Group sessions may be available depending on student interest. Example topics may include preventing and managing stress, emotional intelligence, mindfulness, social anxiety, cultural adjustments, homesickness, improving sleep, peer support, multicultural competence & cross-cultural dialogues, and many more. Contact email@example.com for inquiries/interest.
What is the CAPS policy on providing documentation for Excused Absences and Disability Accommodations?
Counseling & Psychological Services strives to provide a policy for excused absence documentation that is compassionate, aligned with Minerva academic policies, and in adherence with U.S. and International standards for Counseling Services. Based on overwhelming consensus from the Association of University and College Counseling Center Directors (AUCCCD), and guidelines from International Association of Counseling Centers (IACS), Counseling & Psychological Services will ONLY provide “Verification of Visit” documentation, and will ONLY do so if a student has already used (or is at risk of) exceeding their undocumented excusable absence limit or time limit for assignment extensions. Verification of Visit documentation is limited to date(s) and time(s) of appointment(s). No additional information will be provided.

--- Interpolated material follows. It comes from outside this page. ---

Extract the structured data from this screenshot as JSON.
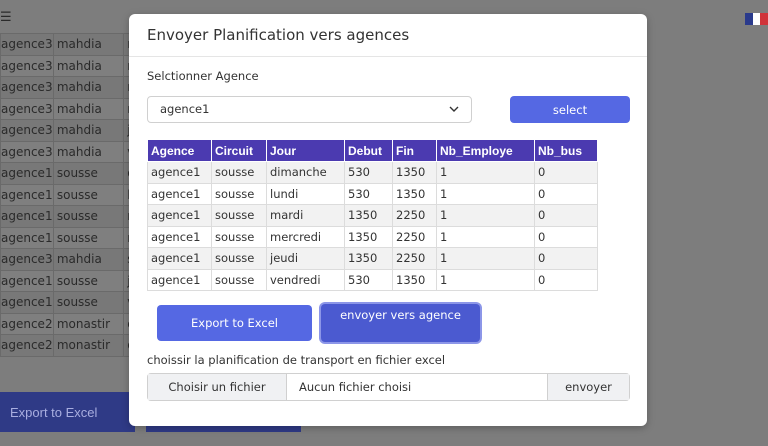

CAPS will provide documentation to verify Major Extenuating Circumstance only if all of the following are true:
- A student has established an ongoing counseling relationship with Counseling & Psychological Services (typically has seen a counselor for at least three sessions)
- Counseling & Psychological Services staff have been able to adequately assess the student’s condition.
- The student agrees to provide permission to release information.
Per Minerva Academic Policy, Academic staff will determine if documentation meets standards for an excused absence, not Counseling & Psychological Services.
If a diagnosable mental health issue is contributing to violations of academic policy, you are strongly encouraged to work with Disability Services to establish formal accommodations. This process is not immediate, may not be retroactive, and must be initiated by the student. Counseling & Psychological Services can provide Verification of Psychological Disability documentation, only if the following are true:
- A student has established an ongoing counseling relationship with Counseling & Psychological Services and has been seen at least three times.
- Counseling & Psychological Services staff have been able to adequately assess the student’s condition, and determine that the student has a mental health diagnosis per DSM-5/ICD-10 criteria.
- The student agrees to provide permission to release information.
My Student Support Program (My SSP)
Minerva is partnering with Morneau Sheppell to provide additional mental health support to students who are studying remotely. You can take advantage of My Student Support Program (My SSP), a confidential and voluntary support service available to you at any time, day or night. See more information below:
Download the app here:
MySSP is confidential, which means that Minerva is not aware of what specific students access their services. If you have any questions or feedback about your experience with MySSP that you would like us to know, you can contact us at firstname.lastname@example.org.